I had forgotten my Ipod and consequently was subjected to my own personal infomercial by a burly man selling bootleg DVDs. It wasn't until he glanced down at my ring finger and asked me if I was happily married did I realize that perhaps it wasn't just a $3.00 commission that he was interested in pursuing.

The burly man exited the train at 7th Avenue, and as the subway doors began to close, a young man managed to hold the door open long enough to slip inside. The man was in his mid-twenties, with sandy brown hair, a camping backpack and had his arm in a sling.

He stood at the front of the subway car, and unlike those before him, he did not begin his plea with, "Ladies and gentlemen- I am homeless and pregnant." Rather, he simply said, "I was laid off." Everyone raised their eyes to take a glimpse at the broken man. Before I could look away he continued, "God, this is so embarrassing and I am sorry to bother you. I lost my job a few months ago, and then I lost my apartment and broke my arm. I don't have insurance and I need help."

I felt myself staring at the man and wanted to stand up and scream, "me too!" But then I remembered that I wasn't on a sit-com. It had been two months since I was laid off from my full time event planning position at a financial PR firm in the city. I began to wonder at what point I would resort to begging on the train.

There was something very honest about the man. But, who knows if he was telling the truth or not. In that moment- I didn't care. I didn't bother to have the internal dialogue that I typically have with myself each time someone enters the train asking for money. "He doesn't look homeless. Yeah, food- more like drugs. Are those new sneakers? I saw him yesterday and he had a different jacket and story!"

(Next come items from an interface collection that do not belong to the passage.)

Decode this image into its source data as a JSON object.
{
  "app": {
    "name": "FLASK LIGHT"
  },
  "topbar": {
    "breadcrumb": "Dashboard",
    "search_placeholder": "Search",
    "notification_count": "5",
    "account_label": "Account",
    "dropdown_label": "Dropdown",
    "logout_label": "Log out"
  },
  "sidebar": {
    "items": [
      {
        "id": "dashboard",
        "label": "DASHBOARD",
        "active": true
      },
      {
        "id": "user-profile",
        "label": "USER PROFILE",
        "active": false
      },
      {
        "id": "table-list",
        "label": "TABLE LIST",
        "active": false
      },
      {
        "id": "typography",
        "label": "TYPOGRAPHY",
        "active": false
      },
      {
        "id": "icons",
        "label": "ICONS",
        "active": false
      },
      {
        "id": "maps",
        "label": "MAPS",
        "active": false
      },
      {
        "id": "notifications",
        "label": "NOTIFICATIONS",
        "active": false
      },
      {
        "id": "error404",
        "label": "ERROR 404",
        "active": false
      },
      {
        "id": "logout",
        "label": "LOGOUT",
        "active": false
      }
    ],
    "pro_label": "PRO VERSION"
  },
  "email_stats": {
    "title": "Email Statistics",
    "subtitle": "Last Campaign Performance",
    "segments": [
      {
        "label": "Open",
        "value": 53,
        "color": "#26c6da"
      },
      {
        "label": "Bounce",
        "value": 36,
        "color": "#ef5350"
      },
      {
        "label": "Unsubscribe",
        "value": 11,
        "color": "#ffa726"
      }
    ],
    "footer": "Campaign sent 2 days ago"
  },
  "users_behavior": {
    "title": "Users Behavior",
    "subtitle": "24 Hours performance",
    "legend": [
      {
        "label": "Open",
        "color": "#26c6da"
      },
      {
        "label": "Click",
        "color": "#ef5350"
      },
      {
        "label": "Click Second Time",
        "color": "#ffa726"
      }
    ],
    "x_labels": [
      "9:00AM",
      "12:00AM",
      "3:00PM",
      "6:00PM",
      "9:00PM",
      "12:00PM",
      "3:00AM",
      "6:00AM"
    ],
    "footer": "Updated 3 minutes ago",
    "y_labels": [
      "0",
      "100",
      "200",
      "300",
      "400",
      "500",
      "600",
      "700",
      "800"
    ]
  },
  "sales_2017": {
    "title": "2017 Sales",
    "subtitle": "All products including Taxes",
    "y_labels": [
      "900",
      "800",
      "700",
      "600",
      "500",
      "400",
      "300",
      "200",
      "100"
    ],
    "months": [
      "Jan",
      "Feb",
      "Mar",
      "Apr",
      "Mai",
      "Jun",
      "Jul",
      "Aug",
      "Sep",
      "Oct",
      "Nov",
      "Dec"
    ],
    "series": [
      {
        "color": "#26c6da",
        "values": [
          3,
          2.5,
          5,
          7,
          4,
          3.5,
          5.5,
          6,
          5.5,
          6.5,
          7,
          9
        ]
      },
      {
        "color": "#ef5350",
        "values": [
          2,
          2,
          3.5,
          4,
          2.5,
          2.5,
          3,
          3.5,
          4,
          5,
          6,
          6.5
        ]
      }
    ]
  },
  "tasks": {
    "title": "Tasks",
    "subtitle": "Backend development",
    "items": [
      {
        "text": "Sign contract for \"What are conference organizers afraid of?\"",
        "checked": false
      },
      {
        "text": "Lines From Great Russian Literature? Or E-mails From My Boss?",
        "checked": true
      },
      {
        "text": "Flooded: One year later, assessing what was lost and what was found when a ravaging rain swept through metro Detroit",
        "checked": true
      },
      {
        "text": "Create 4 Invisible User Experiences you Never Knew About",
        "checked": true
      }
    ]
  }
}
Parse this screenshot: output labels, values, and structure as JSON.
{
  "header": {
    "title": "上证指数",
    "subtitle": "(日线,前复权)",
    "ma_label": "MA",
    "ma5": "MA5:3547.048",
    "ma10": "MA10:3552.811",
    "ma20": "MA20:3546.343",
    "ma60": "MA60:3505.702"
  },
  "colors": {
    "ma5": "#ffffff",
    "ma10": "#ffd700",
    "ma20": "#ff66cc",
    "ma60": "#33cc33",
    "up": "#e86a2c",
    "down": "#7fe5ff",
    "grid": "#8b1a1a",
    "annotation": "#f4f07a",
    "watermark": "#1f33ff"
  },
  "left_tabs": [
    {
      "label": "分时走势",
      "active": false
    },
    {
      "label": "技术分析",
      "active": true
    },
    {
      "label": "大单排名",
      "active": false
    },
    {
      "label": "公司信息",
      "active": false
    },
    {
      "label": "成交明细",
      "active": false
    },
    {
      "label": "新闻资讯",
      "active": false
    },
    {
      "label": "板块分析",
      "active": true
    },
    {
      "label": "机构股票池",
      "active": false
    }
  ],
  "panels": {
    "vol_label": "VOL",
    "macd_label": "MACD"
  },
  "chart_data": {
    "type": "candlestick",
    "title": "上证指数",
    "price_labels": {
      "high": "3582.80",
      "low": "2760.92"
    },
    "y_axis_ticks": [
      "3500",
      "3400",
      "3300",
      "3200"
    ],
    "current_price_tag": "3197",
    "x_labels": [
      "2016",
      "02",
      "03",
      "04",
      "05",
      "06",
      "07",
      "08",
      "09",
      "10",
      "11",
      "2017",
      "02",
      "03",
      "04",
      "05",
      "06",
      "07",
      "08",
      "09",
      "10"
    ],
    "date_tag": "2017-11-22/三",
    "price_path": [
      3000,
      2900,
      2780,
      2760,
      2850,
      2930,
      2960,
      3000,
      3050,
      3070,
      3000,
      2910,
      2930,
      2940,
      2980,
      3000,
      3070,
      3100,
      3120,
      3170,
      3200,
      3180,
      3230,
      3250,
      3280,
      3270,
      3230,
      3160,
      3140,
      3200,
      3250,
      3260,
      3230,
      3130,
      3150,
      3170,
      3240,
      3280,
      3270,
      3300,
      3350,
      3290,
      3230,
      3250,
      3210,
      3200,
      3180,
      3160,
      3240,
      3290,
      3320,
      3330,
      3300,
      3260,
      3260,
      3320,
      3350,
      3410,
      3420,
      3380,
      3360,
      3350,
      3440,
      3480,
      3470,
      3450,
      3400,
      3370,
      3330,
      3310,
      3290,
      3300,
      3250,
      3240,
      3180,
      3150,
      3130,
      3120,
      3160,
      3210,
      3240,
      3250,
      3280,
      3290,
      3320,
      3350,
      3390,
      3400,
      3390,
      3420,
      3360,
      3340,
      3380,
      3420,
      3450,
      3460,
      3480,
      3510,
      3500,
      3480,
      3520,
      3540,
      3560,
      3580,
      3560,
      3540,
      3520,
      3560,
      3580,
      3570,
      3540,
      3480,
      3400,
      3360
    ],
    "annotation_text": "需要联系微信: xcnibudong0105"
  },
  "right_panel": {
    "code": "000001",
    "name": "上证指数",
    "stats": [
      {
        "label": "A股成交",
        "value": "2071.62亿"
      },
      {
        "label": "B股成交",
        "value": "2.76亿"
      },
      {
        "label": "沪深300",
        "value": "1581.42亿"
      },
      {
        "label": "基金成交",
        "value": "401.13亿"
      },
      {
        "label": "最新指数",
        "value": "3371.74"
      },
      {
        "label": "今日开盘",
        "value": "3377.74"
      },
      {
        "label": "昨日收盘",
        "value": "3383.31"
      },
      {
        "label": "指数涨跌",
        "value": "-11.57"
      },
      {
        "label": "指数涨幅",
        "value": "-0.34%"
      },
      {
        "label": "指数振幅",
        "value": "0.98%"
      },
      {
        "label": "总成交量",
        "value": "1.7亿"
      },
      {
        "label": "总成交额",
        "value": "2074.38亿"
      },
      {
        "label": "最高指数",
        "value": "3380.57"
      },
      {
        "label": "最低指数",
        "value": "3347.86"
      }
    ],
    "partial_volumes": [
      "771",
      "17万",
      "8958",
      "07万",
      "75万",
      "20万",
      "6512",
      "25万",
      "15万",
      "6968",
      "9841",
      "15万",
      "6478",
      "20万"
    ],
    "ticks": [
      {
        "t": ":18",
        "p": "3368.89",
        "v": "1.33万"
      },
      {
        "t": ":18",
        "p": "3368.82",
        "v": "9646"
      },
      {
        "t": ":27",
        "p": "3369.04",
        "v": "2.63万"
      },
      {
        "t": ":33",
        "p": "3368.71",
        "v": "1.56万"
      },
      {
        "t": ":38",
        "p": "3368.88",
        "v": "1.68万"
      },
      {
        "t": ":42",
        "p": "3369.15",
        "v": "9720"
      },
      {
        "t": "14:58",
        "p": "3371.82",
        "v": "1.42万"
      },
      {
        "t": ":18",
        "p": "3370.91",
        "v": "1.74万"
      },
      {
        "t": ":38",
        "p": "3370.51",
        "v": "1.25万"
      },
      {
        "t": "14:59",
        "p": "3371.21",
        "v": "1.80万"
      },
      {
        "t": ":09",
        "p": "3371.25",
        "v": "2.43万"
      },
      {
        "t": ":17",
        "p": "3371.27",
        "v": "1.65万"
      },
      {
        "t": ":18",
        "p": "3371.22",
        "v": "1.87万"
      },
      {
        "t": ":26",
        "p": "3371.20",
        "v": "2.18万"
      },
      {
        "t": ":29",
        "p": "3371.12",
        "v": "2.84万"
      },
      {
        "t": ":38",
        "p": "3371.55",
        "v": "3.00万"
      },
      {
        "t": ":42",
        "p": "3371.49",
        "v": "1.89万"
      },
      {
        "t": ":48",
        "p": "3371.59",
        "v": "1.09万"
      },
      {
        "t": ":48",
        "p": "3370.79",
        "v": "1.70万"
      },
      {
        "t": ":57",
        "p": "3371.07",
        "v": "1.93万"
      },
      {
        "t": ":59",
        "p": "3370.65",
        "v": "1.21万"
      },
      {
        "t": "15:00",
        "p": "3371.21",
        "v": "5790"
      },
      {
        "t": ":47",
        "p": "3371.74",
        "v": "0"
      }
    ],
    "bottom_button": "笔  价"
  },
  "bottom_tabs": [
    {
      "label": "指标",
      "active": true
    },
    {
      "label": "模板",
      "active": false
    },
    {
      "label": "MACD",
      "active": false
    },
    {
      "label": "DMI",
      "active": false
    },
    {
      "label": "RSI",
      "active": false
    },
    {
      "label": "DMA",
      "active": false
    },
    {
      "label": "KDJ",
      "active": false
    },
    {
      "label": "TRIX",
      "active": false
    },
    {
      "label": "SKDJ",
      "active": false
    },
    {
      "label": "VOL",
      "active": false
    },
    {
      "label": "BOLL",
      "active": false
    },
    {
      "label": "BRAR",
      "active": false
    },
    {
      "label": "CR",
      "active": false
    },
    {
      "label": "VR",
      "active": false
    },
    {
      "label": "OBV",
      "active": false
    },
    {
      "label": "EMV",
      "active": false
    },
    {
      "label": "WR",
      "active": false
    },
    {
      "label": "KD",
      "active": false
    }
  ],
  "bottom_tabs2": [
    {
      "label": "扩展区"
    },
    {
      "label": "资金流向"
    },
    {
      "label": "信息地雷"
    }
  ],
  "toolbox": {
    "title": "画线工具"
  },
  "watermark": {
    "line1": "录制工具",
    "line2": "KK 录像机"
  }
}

Instead, I pulled out the last $4.00 dollars that I had in my wallet and handed it to the man. This time, there was no judgement. I didn't care how he chose to spend the money. All that I knew was that I still had a roof over my head and active insurance. Things aren't so bad. Yet.